#### TASK DATA

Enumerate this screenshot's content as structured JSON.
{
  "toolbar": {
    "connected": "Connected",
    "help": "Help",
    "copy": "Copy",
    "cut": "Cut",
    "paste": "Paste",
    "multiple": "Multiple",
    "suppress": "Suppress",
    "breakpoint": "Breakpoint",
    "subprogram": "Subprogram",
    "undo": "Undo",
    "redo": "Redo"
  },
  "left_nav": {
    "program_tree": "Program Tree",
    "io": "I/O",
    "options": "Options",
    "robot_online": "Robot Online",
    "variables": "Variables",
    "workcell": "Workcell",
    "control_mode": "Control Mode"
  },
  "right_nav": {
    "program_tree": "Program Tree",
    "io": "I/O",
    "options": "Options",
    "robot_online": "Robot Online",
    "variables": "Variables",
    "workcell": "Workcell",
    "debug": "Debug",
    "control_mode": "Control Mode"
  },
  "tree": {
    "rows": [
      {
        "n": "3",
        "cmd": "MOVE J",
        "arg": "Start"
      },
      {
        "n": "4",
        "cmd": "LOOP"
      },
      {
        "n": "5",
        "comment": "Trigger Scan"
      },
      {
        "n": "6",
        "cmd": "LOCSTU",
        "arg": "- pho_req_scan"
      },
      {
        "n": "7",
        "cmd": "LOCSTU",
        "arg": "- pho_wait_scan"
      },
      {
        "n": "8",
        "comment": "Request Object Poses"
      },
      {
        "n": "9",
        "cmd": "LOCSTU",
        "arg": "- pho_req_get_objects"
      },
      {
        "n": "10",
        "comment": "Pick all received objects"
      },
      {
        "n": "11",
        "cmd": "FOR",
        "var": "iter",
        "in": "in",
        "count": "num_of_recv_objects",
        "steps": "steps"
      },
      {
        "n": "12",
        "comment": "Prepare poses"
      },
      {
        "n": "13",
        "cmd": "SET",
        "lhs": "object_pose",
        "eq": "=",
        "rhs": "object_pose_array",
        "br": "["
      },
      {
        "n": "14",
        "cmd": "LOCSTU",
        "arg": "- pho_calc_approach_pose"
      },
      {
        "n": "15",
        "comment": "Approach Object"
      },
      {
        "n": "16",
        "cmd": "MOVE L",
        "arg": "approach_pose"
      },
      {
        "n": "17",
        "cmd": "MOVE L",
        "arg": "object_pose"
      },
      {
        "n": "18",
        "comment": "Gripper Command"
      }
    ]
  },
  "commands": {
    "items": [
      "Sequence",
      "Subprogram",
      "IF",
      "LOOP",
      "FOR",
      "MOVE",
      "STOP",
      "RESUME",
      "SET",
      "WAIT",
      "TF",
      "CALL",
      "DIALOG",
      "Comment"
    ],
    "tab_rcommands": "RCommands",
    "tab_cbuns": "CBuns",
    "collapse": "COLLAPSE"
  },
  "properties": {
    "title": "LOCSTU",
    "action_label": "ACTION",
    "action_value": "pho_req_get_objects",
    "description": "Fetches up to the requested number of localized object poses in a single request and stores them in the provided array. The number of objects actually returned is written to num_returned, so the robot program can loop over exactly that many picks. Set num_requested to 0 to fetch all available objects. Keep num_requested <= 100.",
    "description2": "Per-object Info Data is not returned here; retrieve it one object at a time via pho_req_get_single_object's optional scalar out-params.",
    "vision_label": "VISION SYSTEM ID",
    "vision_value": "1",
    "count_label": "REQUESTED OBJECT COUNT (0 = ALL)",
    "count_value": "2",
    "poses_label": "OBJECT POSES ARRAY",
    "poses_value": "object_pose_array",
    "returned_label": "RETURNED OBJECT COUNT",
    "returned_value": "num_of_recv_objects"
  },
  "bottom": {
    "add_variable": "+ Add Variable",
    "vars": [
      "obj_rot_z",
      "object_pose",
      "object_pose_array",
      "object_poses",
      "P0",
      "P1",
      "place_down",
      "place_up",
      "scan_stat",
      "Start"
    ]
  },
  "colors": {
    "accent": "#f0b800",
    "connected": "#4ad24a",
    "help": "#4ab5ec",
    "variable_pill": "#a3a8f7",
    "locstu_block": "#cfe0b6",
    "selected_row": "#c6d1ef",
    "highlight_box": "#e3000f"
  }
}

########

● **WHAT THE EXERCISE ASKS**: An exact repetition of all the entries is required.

● **TASK RESPONSE**:
Enumerate this screenshot's content as structured JSON.
{
  "toolbar": {
    "connected": "Connected",
    "help": "Help",
    "copy": "Copy",
    "cut": "Cut",
    "paste": "Paste",
    "multiple": "Multiple",
    "suppress": "Suppress",
    "breakpoint": "Breakpoint",
    "subprogram": "Subprogram",
    "undo": "Undo",
    "redo": "Redo"
  },
  "left_nav": {
    "program_tree": "Program Tree",
    "io": "I/O",
    "options": "Options",
    "robot_online": "Robot Online",
    "variables": "Variables",
    "workcell": "Workcell",
    "control_mode": "Control Mode"
  },
  "right_nav": {
    "program_tree": "Program Tree",
    "io": "I/O",
    "options": "Options",
    "robot_online": "Robot Online",
    "variables": "Variables",
    "workcell": "Workcell",
    "debug": "Debug",
    "control_mode": "Control Mode"
  },
  "tree": {
    "rows": [
      {
        "n": "3",
        "cmd": "MOVE J",
        "arg": "Start"
      },
      {
        "n": "4",
        "cmd": "LOOP"
      },
      {
        "n": "5",
        "comment": "Trigger Scan"
      },
      {
        "n": "6",
        "cmd": "LOCSTU",
        "arg": "- pho_req_scan"
      },
      {
        "n": "7",
        "cmd": "LOCSTU",
        "arg": "- pho_wait_scan"
      },
      {
        "n": "8",
        "comment": "Request Object Poses"
      },
      {
        "n": "9",
        "cmd": "LOCSTU",
        "arg": "- pho_req_get_objects"
      },
      {
        "n": "10",
        "comment": "Pick all received objects"
      },
      {
        "n": "11",
        "cmd": "FOR",
        "var": "iter",
        "in": "in",
        "count": "num_of_recv_objects",
        "steps": "steps"
      },
      {
        "n": "12",
        "comment": "Prepare poses"
      },
      {
        "n": "13",
        "cmd": "SET",
        "lhs": "object_pose",
        "eq": "=",
        "rhs": "object_pose_array",
        "br": "["
      },
      {
        "n": "14",
        "cmd": "LOCSTU",
        "arg": "- pho_calc_approach_pose"
      },
      {
        "n": "15",
        "comment": "Approach Object"
      },
      {
        "n": "16",
        "cmd": "MOVE L",
        "arg": "approach_pose"
      },
      {
        "n": "17",
        "cmd": "MOVE L",
        "arg": "object_pose"
      },
      {
        "n": "18",
        "comment": "Gripper Command"
      }
    ]
  },
  "commands": {
    "items": [
      "Sequence",
      "Subprogram",
      "IF",
      "LOOP",
      "FOR",
      "MOVE",
      "STOP",
      "RESUME",
      "SET",
      "WAIT",
      "TF",
      "CALL",
      "DIALOG",
      "Comment"
    ],
    "tab_rcommands": "RCommands",
    "tab_cbuns": "CBuns",
    "collapse": "COLLAPSE"
  },
  "properties": {
    "title": "LOCSTU",
    "action_label": "ACTION",
    "action_value": "pho_req_get_objects",
    "description": "Fetches up to the requested number of localized object poses in a single request and stores them in the provided array. The number of objects actually returned is written to num_returned, so the robot program can loop over exactly that many picks. Set num_requested to 0 to fetch all available objects. Keep num_requested <= 100.",
    "description2": "Per-object Info Data is not returned here; retrieve it one object at a time via pho_req_get_single_object's optional scalar out-params.",
    "vision_label": "VISION SYSTEM ID",
    "vision_value": "1",
    "count_label": "REQUESTED OBJECT COUNT (0 = ALL)",
    "count_value": "2",
    "poses_label": "OBJECT POSES ARRAY",
    "poses_value": "object_pose_array",
    "returned_label": "RETURNED OBJECT COUNT",
    "returned_value": "num_of_recv_objects"
  },
  "bottom": {
    "add_variable": "+ Add Variable",
    "vars": [
      "obj_rot_z",
      "object_pose",
      "object_pose_array",
      "object_poses",
      "P0",
      "P1",
      "place_down",
      "place_up",
      "scan_stat",
      "Start"
    ]
  },
  "colors": {
    "accent": "#f0b800",
    "connected": "#4ad24a",
    "help": "#4ab5ec",
    "variable_pill": "#a3a8f7",
    "locstu_block": "#cfe0b6",
    "selected_row": "#c6d1ef",
    "highlight_box": "#e3000f"
  }
}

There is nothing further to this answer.